“About 25 tables on a weeknight, double that on a weekend, but we have to change schedules all the time because I teach English,” Khila said.
The 39-year-old chef owns and operates the tiny Kous Kous Cafe at 665 Washington Road in Mt. Lebanon. Since 2008, Khila has juggled his two passions of teaching and cooking, and has tried to find a way to keep the restaurant open during more times to meet demand.
“During summer I can keep open longer,” he said. “but come the school year, I'm going to have to make some changes.”
Part of that change will be allowing chef Zoe Weiner, 23, to cook more independently and run the restaurant while Khila teaches English at Boyce Middle School and Eisenhower Elementary.
“I've learned more here in two years than I did in two years of culinary school,” Weiner said.
“As a teacher, you must know not to blame the student for not learning something you're not teaching,” Khila said. “So, I have to come up with recipes that are simple and easy to do without much help.”
The Morocco native opened the restaurant as a tribute to a friend who died in 2008. He met him randomly within his first two days of arriving in Pittsburgh more than a decade ago.
“It was out of the blue. He was my best friend. And it was kind of, this is the time to do this,” he said.
Khila knows five languages, including Arabic and French, which he used to teach at Upper St. Clair High School.
“Now I teach English as a Second Language (ESL) at the two primary schools, K-6, with kids here from all over the world.”
“In Morocco, at least 30 years ago, the education system there and the geography – it was very conducive to learning lots of languages. I learned Moroccan Arabic then standard Arabic later, and French in elementary school ... like in Europe, if you don't learn multiple languages, your prospects are very limited,” Khila said.
Going to school in Tangier, he picked up Spanish, too, and had come to learn a bit of Czech as well as German.
“I've forgotten German from college, but Czech – well my wife is Czech. A friend joked, 'You have come all the way to America only to marry another foreigner!'”
Khila said his world experiences have become part of his cooking.
“Eighty percent of the rotating menu are mom's recipes, but I bring my own interpretation to the table,” he said.

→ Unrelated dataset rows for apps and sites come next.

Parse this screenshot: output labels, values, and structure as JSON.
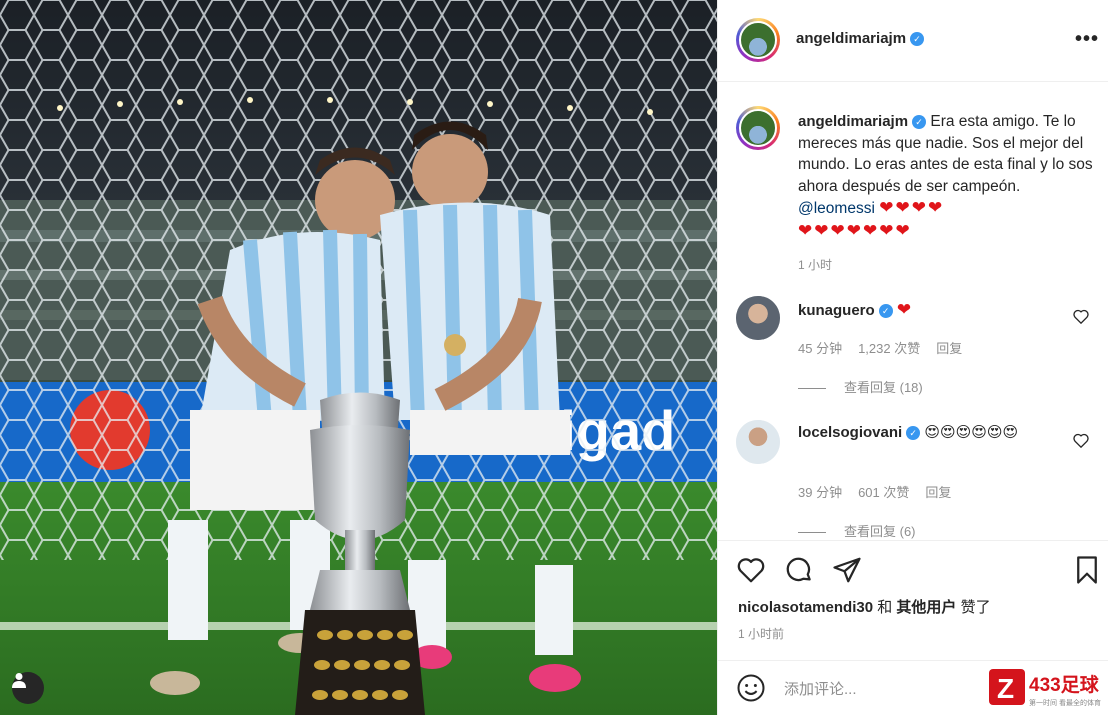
{
  "post": {
    "author": "angeldimariajm",
    "caption": "Era esta amigo. Te lo mereces más que nadie. Sos el mejor del mundo. Lo eras antes de esta final y lo sos ahora después de ser campeón.",
    "mention": "@leomessi",
    "hearts_line1": "❤❤❤❤",
    "hearts_line2": "❤❤❤❤❤❤❤",
    "caption_time": "1 小时",
    "more_label": "•••"
  },
  "comments": [
    {
      "user": "kunaguero",
      "text": "❤",
      "time": "45 分钟",
      "likes": "1,232 次赞",
      "reply": "回复",
      "view_replies": "查看回复 (18)"
    },
    {
      "user": "locelsogiovani",
      "text": "😍😍😍😍😍😍",
      "time": "39 分钟",
      "likes": "601 次赞",
      "reply": "回复",
      "view_replies": "查看回复 (6)"
    }
  ],
  "likes_bar": {
    "first_liker": "nicolasotamendi30",
    "and": " 和 ",
    "others": "其他用户",
    "suffix": " 赞了",
    "time": "1 小时前"
  },
  "add_comment": {
    "placeholder": "添加评论..."
  },
  "watermark": {
    "logo_letter": "Z",
    "brand": "433足球",
    "sub": "第一时间 看最全的体育"
  },
  "icons": {
    "like": "heart-icon",
    "comment": "comment-icon",
    "share": "paper-plane-icon",
    "save": "bookmark-icon",
    "emoji": "smiley-icon",
    "tag": "user-tag-icon"
  },
  "colors": {
    "accent_link": "#00376b",
    "verified": "#3897f0",
    "heart": "#e0151a",
    "muted": "#8e8e8e"
  }
}
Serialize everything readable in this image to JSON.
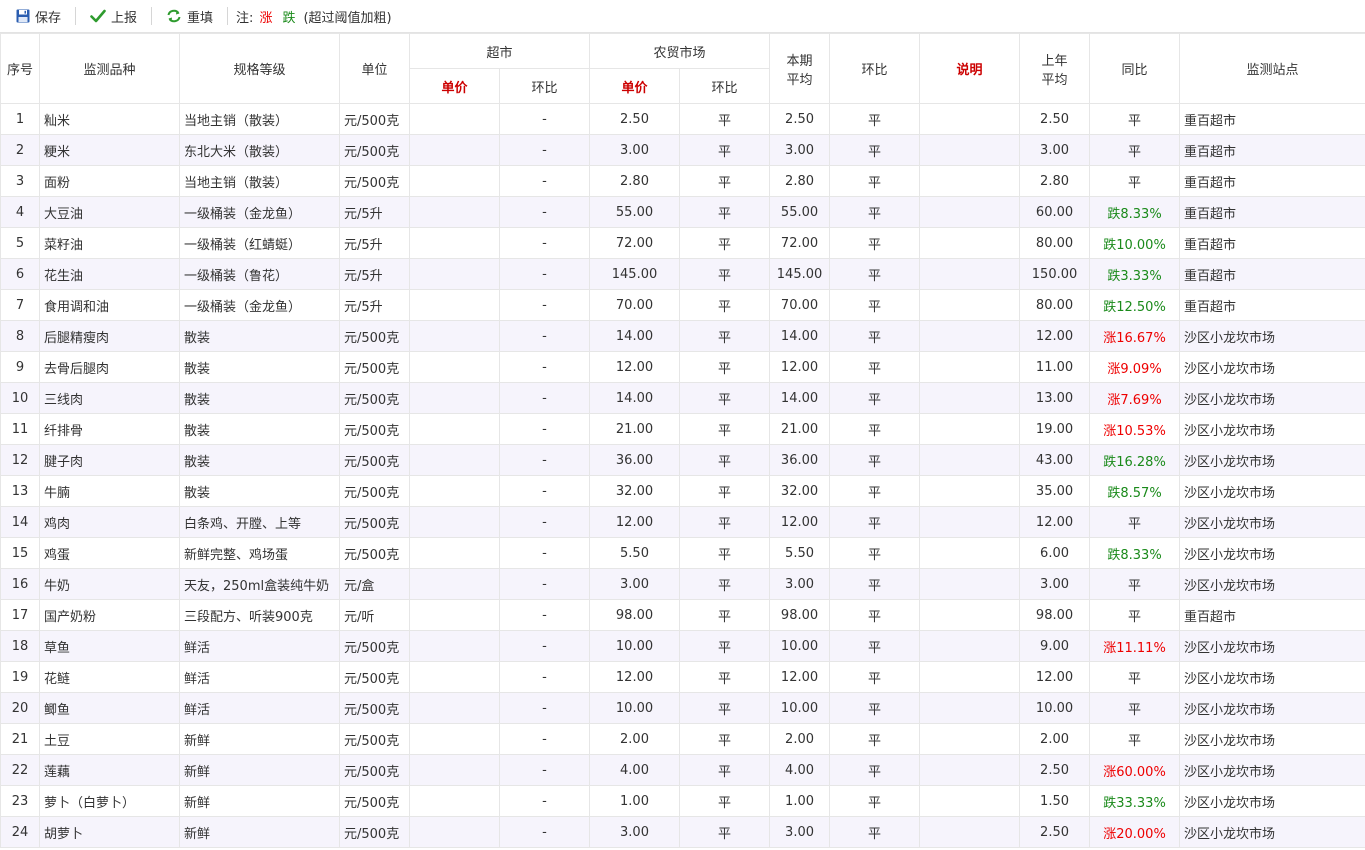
{
  "toolbar": {
    "save": "保存",
    "report": "上报",
    "refill": "重填",
    "note_label": "注:",
    "up_label": "涨",
    "down_label": "跌",
    "note_desc": "(超过阈值加粗)"
  },
  "headers": {
    "seq": "序号",
    "item": "监测品种",
    "spec": "规格等级",
    "unit": "单位",
    "supermarket": "超市",
    "market": "农贸市场",
    "price": "单价",
    "mom": "环比",
    "avg_line1": "本期",
    "avg_line2": "平均",
    "mom2": "环比",
    "note": "说明",
    "last_line1": "上年",
    "last_line2": "平均",
    "yoy": "同比",
    "station": "监测站点"
  },
  "colors": {
    "up": "#e00000",
    "down": "#1a8a1a",
    "header_red": "#cc0000",
    "row_alt": "#f6f4fc"
  },
  "rows": [
    {
      "seq": "1",
      "item": "籼米",
      "spec": "当地主销（散装）",
      "unit": "元/500克",
      "sp": "",
      "smom": "-",
      "mp": "2.50",
      "mmom": "平",
      "avg": "2.50",
      "amom": "平",
      "note": "",
      "last": "2.50",
      "yoy": "平",
      "yoy_dir": "flat",
      "station": "重百超市"
    },
    {
      "seq": "2",
      "item": "粳米",
      "spec": "东北大米（散装）",
      "unit": "元/500克",
      "sp": "",
      "smom": "-",
      "mp": "3.00",
      "mmom": "平",
      "avg": "3.00",
      "amom": "平",
      "note": "",
      "last": "3.00",
      "yoy": "平",
      "yoy_dir": "flat",
      "station": "重百超市"
    },
    {
      "seq": "3",
      "item": "面粉",
      "spec": "当地主销（散装）",
      "unit": "元/500克",
      "sp": "",
      "smom": "-",
      "mp": "2.80",
      "mmom": "平",
      "avg": "2.80",
      "amom": "平",
      "note": "",
      "last": "2.80",
      "yoy": "平",
      "yoy_dir": "flat",
      "station": "重百超市"
    },
    {
      "seq": "4",
      "item": "大豆油",
      "spec": "一级桶装（金龙鱼）",
      "unit": "元/5升",
      "sp": "",
      "smom": "-",
      "mp": "55.00",
      "mmom": "平",
      "avg": "55.00",
      "amom": "平",
      "note": "",
      "last": "60.00",
      "yoy": "跌8.33%",
      "yoy_dir": "down",
      "station": "重百超市"
    },
    {
      "seq": "5",
      "item": "菜籽油",
      "spec": "一级桶装（红蜻蜓）",
      "unit": "元/5升",
      "sp": "",
      "smom": "-",
      "mp": "72.00",
      "mmom": "平",
      "avg": "72.00",
      "amom": "平",
      "note": "",
      "last": "80.00",
      "yoy": "跌10.00%",
      "yoy_dir": "down",
      "station": "重百超市"
    },
    {
      "seq": "6",
      "item": "花生油",
      "spec": "一级桶装（鲁花）",
      "unit": "元/5升",
      "sp": "",
      "smom": "-",
      "mp": "145.00",
      "mmom": "平",
      "avg": "145.00",
      "amom": "平",
      "note": "",
      "last": "150.00",
      "yoy": "跌3.33%",
      "yoy_dir": "down",
      "station": "重百超市"
    },
    {
      "seq": "7",
      "item": "食用调和油",
      "spec": "一级桶装（金龙鱼）",
      "unit": "元/5升",
      "sp": "",
      "smom": "-",
      "mp": "70.00",
      "mmom": "平",
      "avg": "70.00",
      "amom": "平",
      "note": "",
      "last": "80.00",
      "yoy": "跌12.50%",
      "yoy_dir": "down",
      "station": "重百超市"
    },
    {
      "seq": "8",
      "item": "后腿精瘦肉",
      "spec": "散装",
      "unit": "元/500克",
      "sp": "",
      "smom": "-",
      "mp": "14.00",
      "mmom": "平",
      "avg": "14.00",
      "amom": "平",
      "note": "",
      "last": "12.00",
      "yoy": "涨16.67%",
      "yoy_dir": "up",
      "station": "沙区小龙坎市场"
    },
    {
      "seq": "9",
      "item": "去骨后腿肉",
      "spec": "散装",
      "unit": "元/500克",
      "sp": "",
      "smom": "-",
      "mp": "12.00",
      "mmom": "平",
      "avg": "12.00",
      "amom": "平",
      "note": "",
      "last": "11.00",
      "yoy": "涨9.09%",
      "yoy_dir": "up",
      "station": "沙区小龙坎市场"
    },
    {
      "seq": "10",
      "item": "三线肉",
      "spec": "散装",
      "unit": "元/500克",
      "sp": "",
      "smom": "-",
      "mp": "14.00",
      "mmom": "平",
      "avg": "14.00",
      "amom": "平",
      "note": "",
      "last": "13.00",
      "yoy": "涨7.69%",
      "yoy_dir": "up",
      "station": "沙区小龙坎市场"
    },
    {
      "seq": "11",
      "item": "纤排骨",
      "spec": "散装",
      "unit": "元/500克",
      "sp": "",
      "smom": "-",
      "mp": "21.00",
      "mmom": "平",
      "avg": "21.00",
      "amom": "平",
      "note": "",
      "last": "19.00",
      "yoy": "涨10.53%",
      "yoy_dir": "up",
      "station": "沙区小龙坎市场"
    },
    {
      "seq": "12",
      "item": "腱子肉",
      "spec": "散装",
      "unit": "元/500克",
      "sp": "",
      "smom": "-",
      "mp": "36.00",
      "mmom": "平",
      "avg": "36.00",
      "amom": "平",
      "note": "",
      "last": "43.00",
      "yoy": "跌16.28%",
      "yoy_dir": "down",
      "station": "沙区小龙坎市场"
    },
    {
      "seq": "13",
      "item": "牛腩",
      "spec": "散装",
      "unit": "元/500克",
      "sp": "",
      "smom": "-",
      "mp": "32.00",
      "mmom": "平",
      "avg": "32.00",
      "amom": "平",
      "note": "",
      "last": "35.00",
      "yoy": "跌8.57%",
      "yoy_dir": "down",
      "station": "沙区小龙坎市场"
    },
    {
      "seq": "14",
      "item": "鸡肉",
      "spec": "白条鸡、开膛、上等",
      "unit": "元/500克",
      "sp": "",
      "smom": "-",
      "mp": "12.00",
      "mmom": "平",
      "avg": "12.00",
      "amom": "平",
      "note": "",
      "last": "12.00",
      "yoy": "平",
      "yoy_dir": "flat",
      "station": "沙区小龙坎市场"
    },
    {
      "seq": "15",
      "item": "鸡蛋",
      "spec": "新鲜完整、鸡场蛋",
      "unit": "元/500克",
      "sp": "",
      "smom": "-",
      "mp": "5.50",
      "mmom": "平",
      "avg": "5.50",
      "amom": "平",
      "note": "",
      "last": "6.00",
      "yoy": "跌8.33%",
      "yoy_dir": "down",
      "station": "沙区小龙坎市场"
    },
    {
      "seq": "16",
      "item": "牛奶",
      "spec": "天友，250ml盒装纯牛奶",
      "unit": "元/盒",
      "sp": "",
      "smom": "-",
      "mp": "3.00",
      "mmom": "平",
      "avg": "3.00",
      "amom": "平",
      "note": "",
      "last": "3.00",
      "yoy": "平",
      "yoy_dir": "flat",
      "station": "沙区小龙坎市场"
    },
    {
      "seq": "17",
      "item": "国产奶粉",
      "spec": "三段配方、听装900克",
      "unit": "元/听",
      "sp": "",
      "smom": "-",
      "mp": "98.00",
      "mmom": "平",
      "avg": "98.00",
      "amom": "平",
      "note": "",
      "last": "98.00",
      "yoy": "平",
      "yoy_dir": "flat",
      "station": "重百超市"
    },
    {
      "seq": "18",
      "item": "草鱼",
      "spec": "鲜活",
      "unit": "元/500克",
      "sp": "",
      "smom": "-",
      "mp": "10.00",
      "mmom": "平",
      "avg": "10.00",
      "amom": "平",
      "note": "",
      "last": "9.00",
      "yoy": "涨11.11%",
      "yoy_dir": "up",
      "station": "沙区小龙坎市场"
    },
    {
      "seq": "19",
      "item": "花鲢",
      "spec": "鲜活",
      "unit": "元/500克",
      "sp": "",
      "smom": "-",
      "mp": "12.00",
      "mmom": "平",
      "avg": "12.00",
      "amom": "平",
      "note": "",
      "last": "12.00",
      "yoy": "平",
      "yoy_dir": "flat",
      "station": "沙区小龙坎市场"
    },
    {
      "seq": "20",
      "item": "鲫鱼",
      "spec": "鲜活",
      "unit": "元/500克",
      "sp": "",
      "smom": "-",
      "mp": "10.00",
      "mmom": "平",
      "avg": "10.00",
      "amom": "平",
      "note": "",
      "last": "10.00",
      "yoy": "平",
      "yoy_dir": "flat",
      "station": "沙区小龙坎市场"
    },
    {
      "seq": "21",
      "item": "土豆",
      "spec": "新鲜",
      "unit": "元/500克",
      "sp": "",
      "smom": "-",
      "mp": "2.00",
      "mmom": "平",
      "avg": "2.00",
      "amom": "平",
      "note": "",
      "last": "2.00",
      "yoy": "平",
      "yoy_dir": "flat",
      "station": "沙区小龙坎市场"
    },
    {
      "seq": "22",
      "item": "莲藕",
      "spec": "新鲜",
      "unit": "元/500克",
      "sp": "",
      "smom": "-",
      "mp": "4.00",
      "mmom": "平",
      "avg": "4.00",
      "amom": "平",
      "note": "",
      "last": "2.50",
      "yoy": "涨60.00%",
      "yoy_dir": "up",
      "station": "沙区小龙坎市场"
    },
    {
      "seq": "23",
      "item": "萝卜（白萝卜）",
      "spec": "新鲜",
      "unit": "元/500克",
      "sp": "",
      "smom": "-",
      "mp": "1.00",
      "mmom": "平",
      "avg": "1.00",
      "amom": "平",
      "note": "",
      "last": "1.50",
      "yoy": "跌33.33%",
      "yoy_dir": "down",
      "station": "沙区小龙坎市场"
    },
    {
      "seq": "24",
      "item": "胡萝卜",
      "spec": "新鲜",
      "unit": "元/500克",
      "sp": "",
      "smom": "-",
      "mp": "3.00",
      "mmom": "平",
      "avg": "3.00",
      "amom": "平",
      "note": "",
      "last": "2.50",
      "yoy": "涨20.00%",
      "yoy_dir": "up",
      "station": "沙区小龙坎市场"
    }
  ]
}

“Nothing is overly fancy. I make sure the presentation is nice, but the question is, does it taste good?”
For this story, a small sample was requested. Small is relative to the 6'8” chef, so out came a nearly one-pound bastilla, a sweet and salty meat pie made with chicken, apples, onions, raisins and spices. The filling is folded inside multiple layers of phyllo-like dough called werqa, then baked, dusted with cinnamon and sugar, and served atop saffron sauce.
“What I really like on the menu right now is the lamb shank. I finally found a local farmer in Latrobe that has the best lamb ... it's slow cooked for five hours and it just falls off the bone.”
A former colleague from Upper St. Clair agrees, and it was that dish that had her come in for one of her many repeat visits with her family. “You can't get the spices and the flavors here anywhere else,” retired teacher Norma Swaney said. “The care that goes into each meal, you can just see it and you can taste it.”
As for the alternate spelling of couscous, Khila took a page from Led Zeppelin when it comes to pronunciation.
“I didn't want there to be any confusion. So not saying 'soos soos,' and knowing that this dish (couscous) has always been a part of Moroccan food.”